On Dec. 6, the St. Paul Daily News announced that more than 40 Minneapolis schools were closed because of the flu, below the headline “SANTA CLAUS IS DOWN WITH THE FLU.” Health officials asked “moving picture show” managers to exclude children, closed Sunday schools and ordered department stores to dispense with “Santa Claus programs.”
On Christmas Eve, health officials in Nebraska made influenza a mandatory quarantine disease, and fines ranged from $15 to $100 for violations. Approximately 1,000 homes in Omaha were placarded, meaning their occupants were unable to leave for at least four days after the fever had subsided.
In Denver, the Salvation Army canceled its annual Christmas parties for children, and the Women’s Press Club canceled its New Year’s Eve ball. School Christmas assemblies were canceled in Fall River, Massachusetts, and families with an influenza patient in their homes were warned not to entertain guests and barred from borrowing books from the library.
By January, the USA was fully engulfed in its third wave of influenza. The virus spread throughout the winter and spring, killing thousands more. It infected one-third of the world’s population and killed approximately 675,000 Americans before subsiding in the summer of 1919.
“What did they do wrong? That’s hard to say, but all of these measures are like Swiss cheese. They have holes, so you try to use as many layers as possible,” Markel said. “To me, those surges just represented whether there was social distancing or not. Flu didn’t stop circulating, the question was when did people go out and get exposed to it? And that’s what’s going on now.”
A warning for 2020: ‘Stay home and stay safe’
A century later, the nation has recorded more than 12 million cases of COVID-19, and more than 255,000 people in the USA have died. Dozens of states reimplemented coronavirus-related restrictions, and health officials echo the stay-at-home guidance issued decades ago.
“The risk of not traveling is less than the risk of traveling,” Anthony Fauci, the nation’s leading infectious disease expert, told USA TODAY Wednesday. “During this interesting period of a lot of infection going on, colder weather, indoors: Do you want to travel and go to a Thanksgiving meal where there may be 12, 15, 20 people?”
Fauci said his three adult daughters won’t come home for Thanksgiving this year. Hutchinson, the Chicago-based curator who had COVID-19 in April, said she plans to celebrate Thanksgiving at home with her dog and Facetime family members. Markel, in Ann Arbor, said he plans to eat Thanksgiving dinner alone, downsize from a full turkey to a sliced turkey breast and Zoom with family.
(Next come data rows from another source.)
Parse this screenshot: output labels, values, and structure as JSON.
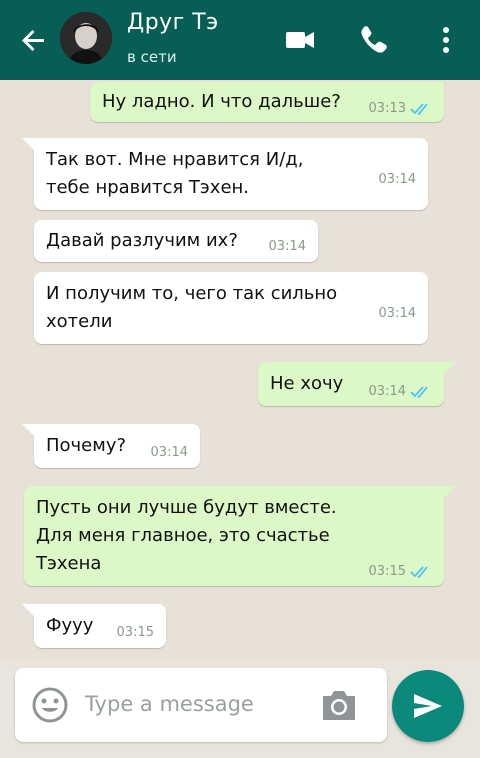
{
  "header": {
    "contact_name": "Друг Тэ",
    "contact_status": "в сети"
  },
  "messages": [
    {
      "direction": "out",
      "text": "Ну ладно. И что дальше?",
      "time": "03:13",
      "read": true
    },
    {
      "direction": "in",
      "text": "Так вот. Мне нравится И/д,\nтебе нравится Тэхен.",
      "time": "03:14"
    },
    {
      "direction": "in",
      "text": "Давай разлучим их?",
      "time": "03:14"
    },
    {
      "direction": "in",
      "text": "И получим то, чего так сильно\nхотели",
      "time": "03:14"
    },
    {
      "direction": "out",
      "text": "Не хочу",
      "time": "03:14",
      "read": true
    },
    {
      "direction": "in",
      "text": "Почему?",
      "time": "03:14"
    },
    {
      "direction": "out",
      "text": "Пусть они лучше будут вместе.\nДля меня главное, это счастье\nТэхена",
      "time": "03:15",
      "read": true
    },
    {
      "direction": "in",
      "text": "Фууу",
      "time": "03:15"
    }
  ],
  "input": {
    "placeholder": "Type a message"
  },
  "colors": {
    "header": "#075e54",
    "outgoing_bubble": "#dcf8c6",
    "incoming_bubble": "#ffffff",
    "read_ticks": "#4fc3f7",
    "send_button": "#0b8a7c"
  },
  "icons": [
    "back-arrow-icon",
    "video-call-icon",
    "phone-icon",
    "more-vert-icon",
    "emoji-icon",
    "camera-icon",
    "send-icon"
  ]
}
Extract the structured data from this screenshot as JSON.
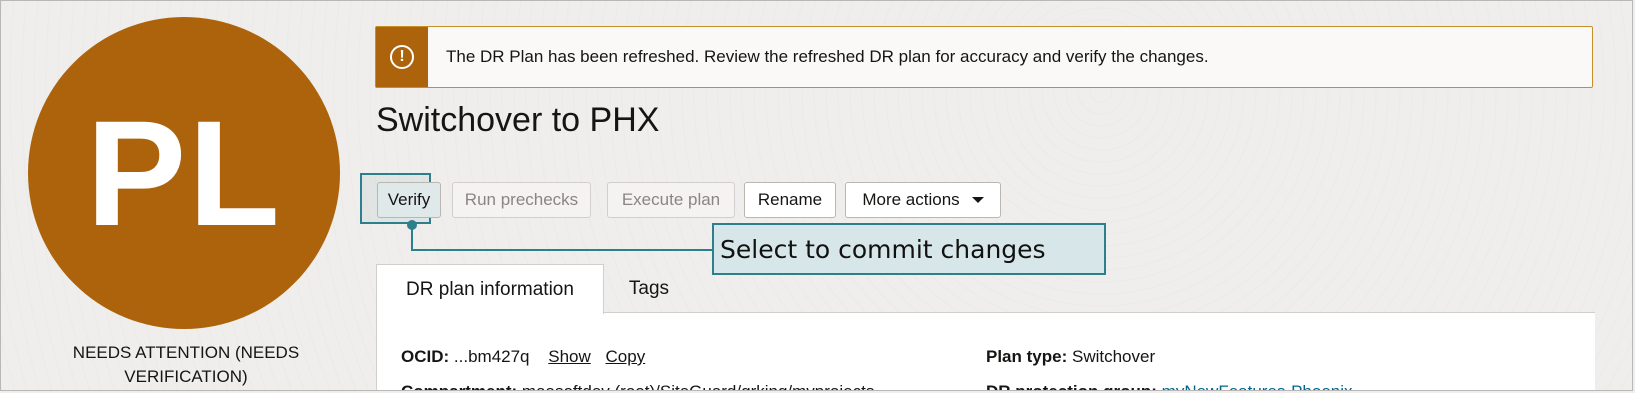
{
  "avatar": {
    "initials": "PL",
    "color": "#ac630c"
  },
  "status": {
    "text": "NEEDS ATTENTION (NEEDS VERIFICATION)"
  },
  "alert": {
    "icon": "exclamation-circle-icon",
    "message": "The DR Plan has been refreshed. Review the refreshed DR plan for accuracy and verify the changes."
  },
  "page": {
    "title": "Switchover to PHX"
  },
  "toolbar": {
    "verify_label": "Verify",
    "run_prechecks_label": "Run prechecks",
    "execute_plan_label": "Execute plan",
    "rename_label": "Rename",
    "more_actions_label": "More actions"
  },
  "callout": {
    "text": "Select to commit changes",
    "color": "#2e7f8c"
  },
  "tabs": [
    {
      "label": "DR plan information",
      "active": true
    },
    {
      "label": "Tags",
      "active": false
    }
  ],
  "info": {
    "ocid_label": "OCID:",
    "ocid_value": "...bm427q",
    "show_label": "Show",
    "copy_label": "Copy",
    "plan_type_label": "Plan type:",
    "plan_type_value": "Switchover",
    "compartment_label": "Compartment:",
    "compartment_value": "maasoftdev (root)/SiteGuard/grking/myprojects",
    "protection_group_label": "DR protection group:",
    "protection_group_value": "myNewFeatures-Phoenix"
  }
}
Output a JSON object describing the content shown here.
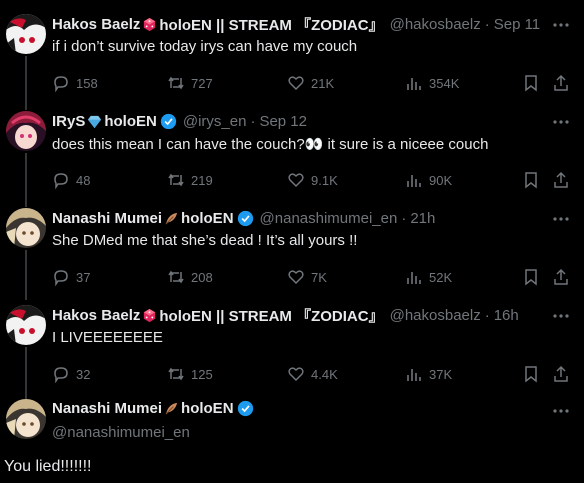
{
  "colors": {
    "bg": "#000000",
    "text": "#e7e9ea",
    "muted": "#71767b",
    "verified": "#1d9bf0",
    "divider": "#333639"
  },
  "tweets": [
    {
      "name": "Hakos Baelz",
      "name_suffix": "holoEN || STREAM 『ZODIAC』",
      "emoji": "dice-icon",
      "handle": "@hakosbaelz",
      "time": "Sep 11",
      "text": "if i don’t survive today irys can have my couch",
      "replies": "158",
      "reposts": "727",
      "likes": "21K",
      "views": "354K",
      "verified": false
    },
    {
      "name": "IRyS",
      "name_suffix": "holoEN",
      "emoji": "gem-icon",
      "handle": "@irys_en",
      "time": "Sep 12",
      "text": "does this mean I can have the couch?👀 it sure is a niceee couch",
      "replies": "48",
      "reposts": "219",
      "likes": "9.1K",
      "views": "90K",
      "verified": true
    },
    {
      "name": "Nanashi Mumei",
      "name_suffix": "holoEN",
      "emoji": "feather-icon",
      "handle": "@nanashimumei_en",
      "time": "21h",
      "text": "She DMed me that she’s dead ! It’s all yours !!",
      "replies": "37",
      "reposts": "208",
      "likes": "7K",
      "views": "52K",
      "verified": true
    },
    {
      "name": "Hakos Baelz",
      "name_suffix": "holoEN || STREAM 『ZODIAC』",
      "emoji": "dice-icon",
      "handle": "@hakosbaelz",
      "time": "16h",
      "text": "I LIVEEEEEEEE",
      "replies": "32",
      "reposts": "125",
      "likes": "4.4K",
      "views": "37K",
      "verified": false
    }
  ],
  "final": {
    "name": "Nanashi Mumei",
    "name_suffix": "holoEN",
    "emoji": "feather-icon",
    "handle": "@nanashimumei_en",
    "text": "You lied!!!!!!!",
    "verified": true
  },
  "separator": "·"
}
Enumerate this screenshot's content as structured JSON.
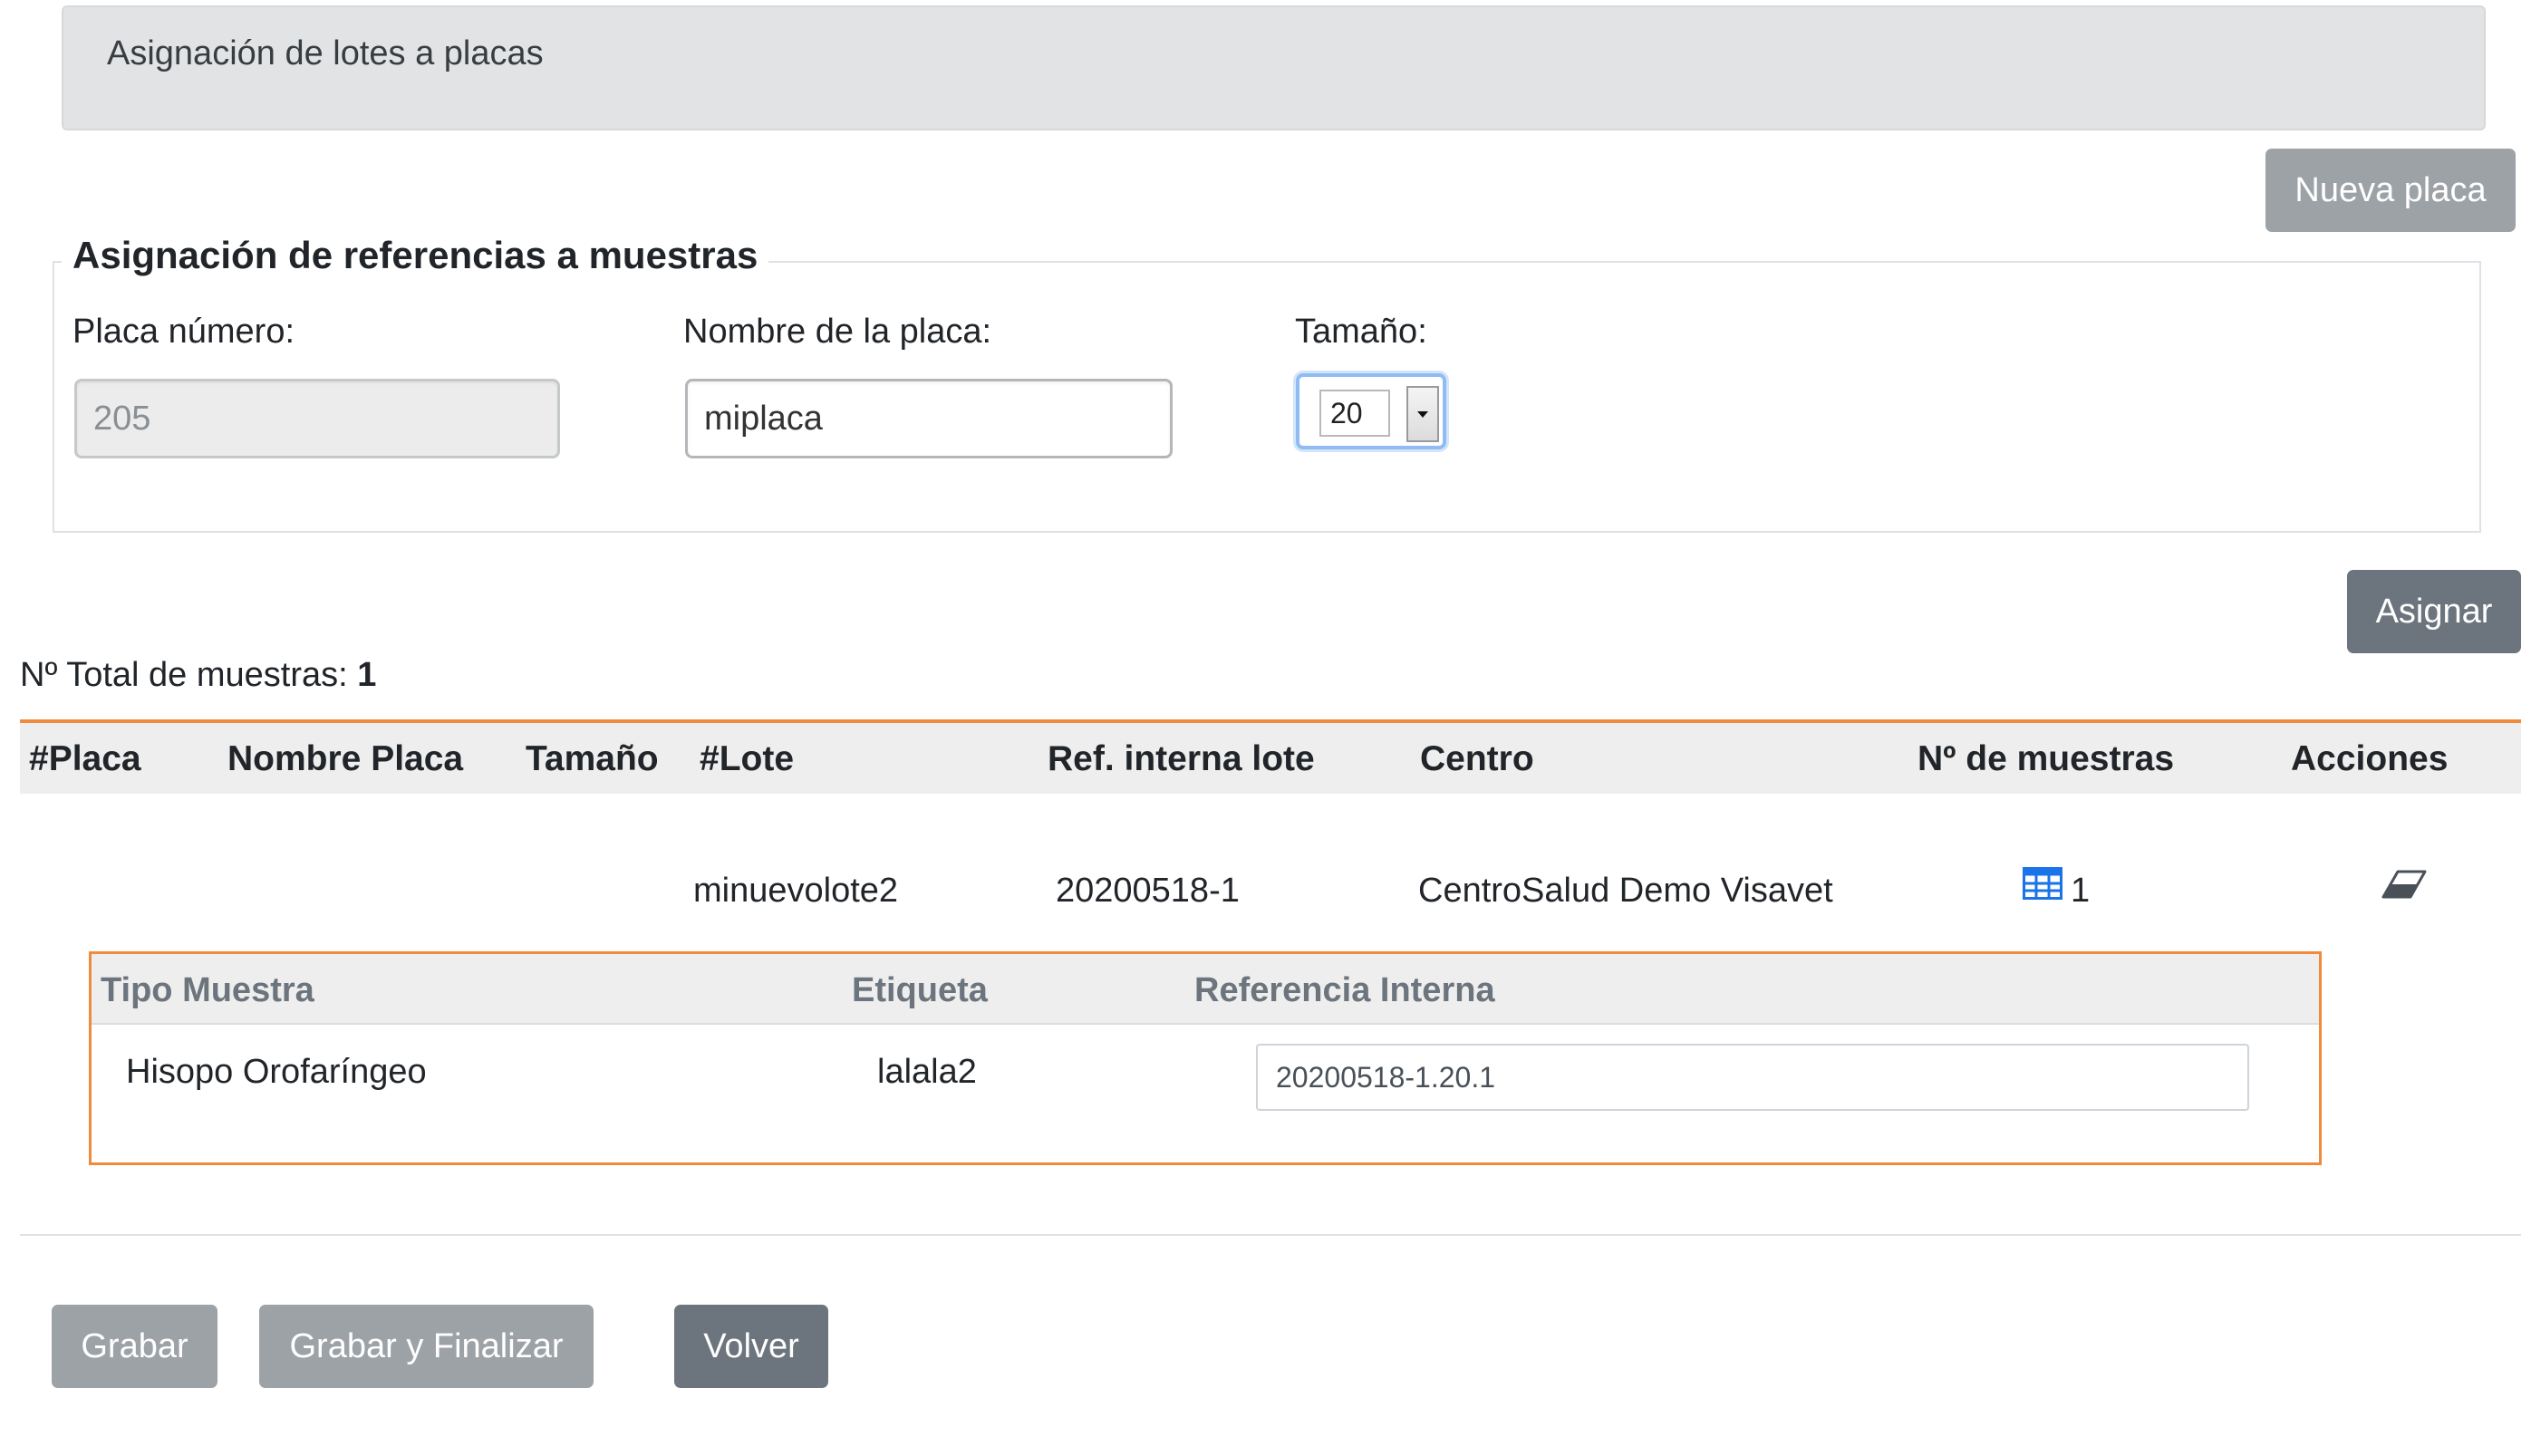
{
  "header": {
    "title": "Asignación de lotes a placas"
  },
  "toolbar": {
    "new_plate_label": "Nueva placa",
    "assign_label": "Asignar"
  },
  "plate_form": {
    "legend": "Asignación de referencias a muestras",
    "plate_number_label": "Placa número:",
    "plate_number_value": "205",
    "plate_name_label": "Nombre de la placa:",
    "plate_name_value": "miplaca",
    "size_label": "Tamaño:",
    "size_value": "20"
  },
  "summary": {
    "total_label": "Nº Total de muestras:",
    "total_value": "1"
  },
  "table": {
    "headers": [
      "#Placa",
      "Nombre Placa",
      "Tamaño",
      "#Lote",
      "Ref. interna lote",
      "Centro",
      "Nº de muestras",
      "Acciones"
    ],
    "rows": [
      {
        "placa": "",
        "nombre_placa": "",
        "tamano": "",
        "lote": "minuevolote2",
        "ref_interna": "20200518-1",
        "centro": "CentroSalud Demo Visavet",
        "n_muestras": "1",
        "samples_icon": "table-grid-icon",
        "action_icon": "eraser-icon"
      }
    ]
  },
  "sub_table": {
    "headers": [
      "Tipo Muestra",
      "Etiqueta",
      "Referencia Interna"
    ],
    "rows": [
      {
        "tipo": "Hisopo Orofaríngeo",
        "etiqueta": "lalala2",
        "referencia": "20200518-1.20.1"
      }
    ]
  },
  "footer": {
    "save_label": "Grabar",
    "save_finish_label": "Grabar y Finalizar",
    "back_label": "Volver"
  },
  "colors": {
    "accent_orange": "#f08a3c",
    "icon_blue": "#1a73e8",
    "button_disabled": "#9da2a7",
    "button_secondary": "#6c757d"
  }
}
If history tells us anything, Markel said, it’s that “the risk of contracting the virus or spreading the virus by congregating in groups or even traditional holiday parties is right now too great.”
“It is disappointing, but let’s get through this, so we can celebrate many, many more Thanksgivings,” he said. “The better part of valor is to stay home and stay safe.”